Enterovirus infections in England and Wales: laboratory surveillance data: 1975 to 1994

Commun Dis Public Health. 1999 Jun;2(2):122-5.

Abstract

Microbiology laboratories in England and Wales reported 40,366 culture confirmed isolates of echovirus (24,628; 61%) and coxsackievirus (B 11,714; 29%, A 4024; 10%) infections to the PHLS Communicable Disease Surveillance Centre (CDSC) in the 20 years from 1975 to 1994. Nearly half of the organisms were isolated from faeces, and 5741 were isolated from cerebrospinal fluid (75% of them echovirus, 13% coxsackie B, and 12% coxsackie A). Isolation rates for all enteroviruses were highest among infants aged 1 to 2 months. Sixty per cent of patients were aged under 5 years, 10% 5 to 9 years, and only 6% 35 years or over. Predominant serotypes were similar to those reported in other countries including the United States, Finland, and Belgium. Seventy-one per cent of reports were made between July and mid December. Periodicity varied between groups and serotypes: some demonstrated peaks at intervals of two to five years. There was evidence of spread of epidemic serotypes across Europe in certain years. Data collected between March and May each year enabled the strains circulating in the following 'season' to be predicted.
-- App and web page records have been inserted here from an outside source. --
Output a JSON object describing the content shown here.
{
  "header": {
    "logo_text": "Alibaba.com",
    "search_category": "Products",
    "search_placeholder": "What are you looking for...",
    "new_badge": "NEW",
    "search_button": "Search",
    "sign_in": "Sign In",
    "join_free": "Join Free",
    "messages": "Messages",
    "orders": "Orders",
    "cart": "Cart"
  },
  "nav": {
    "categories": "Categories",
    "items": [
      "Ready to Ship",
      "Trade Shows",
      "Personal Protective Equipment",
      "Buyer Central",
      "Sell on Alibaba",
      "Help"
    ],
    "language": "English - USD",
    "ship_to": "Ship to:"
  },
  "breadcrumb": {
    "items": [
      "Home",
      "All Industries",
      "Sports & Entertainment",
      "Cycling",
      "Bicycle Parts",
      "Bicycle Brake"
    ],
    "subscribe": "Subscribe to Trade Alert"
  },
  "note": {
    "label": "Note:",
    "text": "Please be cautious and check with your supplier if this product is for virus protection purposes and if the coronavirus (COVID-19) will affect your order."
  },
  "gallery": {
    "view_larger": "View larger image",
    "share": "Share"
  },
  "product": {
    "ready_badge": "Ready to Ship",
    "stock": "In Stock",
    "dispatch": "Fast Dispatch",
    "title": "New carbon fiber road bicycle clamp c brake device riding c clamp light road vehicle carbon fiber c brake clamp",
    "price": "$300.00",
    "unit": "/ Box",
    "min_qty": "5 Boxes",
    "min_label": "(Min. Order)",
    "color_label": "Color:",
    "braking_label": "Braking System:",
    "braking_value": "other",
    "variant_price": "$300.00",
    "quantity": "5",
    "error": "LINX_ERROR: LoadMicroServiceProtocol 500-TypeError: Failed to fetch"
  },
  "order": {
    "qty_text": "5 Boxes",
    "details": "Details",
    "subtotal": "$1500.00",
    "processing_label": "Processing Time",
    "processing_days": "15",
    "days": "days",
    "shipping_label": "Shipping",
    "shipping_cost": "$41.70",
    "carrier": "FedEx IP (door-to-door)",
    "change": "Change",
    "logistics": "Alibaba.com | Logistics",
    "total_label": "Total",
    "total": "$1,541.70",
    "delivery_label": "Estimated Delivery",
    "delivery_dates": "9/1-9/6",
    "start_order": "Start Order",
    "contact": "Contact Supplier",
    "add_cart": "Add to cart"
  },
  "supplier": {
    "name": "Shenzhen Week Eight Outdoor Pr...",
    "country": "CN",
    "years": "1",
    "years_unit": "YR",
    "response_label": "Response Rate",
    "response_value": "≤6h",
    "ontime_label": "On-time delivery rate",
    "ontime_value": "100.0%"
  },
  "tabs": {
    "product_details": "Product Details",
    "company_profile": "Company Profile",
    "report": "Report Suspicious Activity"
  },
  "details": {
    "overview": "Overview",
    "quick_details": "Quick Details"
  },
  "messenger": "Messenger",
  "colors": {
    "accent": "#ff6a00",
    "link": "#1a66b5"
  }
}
Such information might be used to warn clinicians to anticipate particular clinical presentations.

MeSH terms

  • Adolescent
  • Adult
  • Age Distribution
  • Aged
  • Child
  • Child, Preschool
  • England / epidemiology
  • Enterovirus / isolation & purification
  • Enterovirus B, Human / isolation & purification
  • Enterovirus Infections / epidemiology*
  • Female
  • Humans
  • Infant
  • Infant, Newborn
  • Laboratories
  • Male
  • Middle Aged
  • Sentinel Surveillance*
  • Wales / epidemiology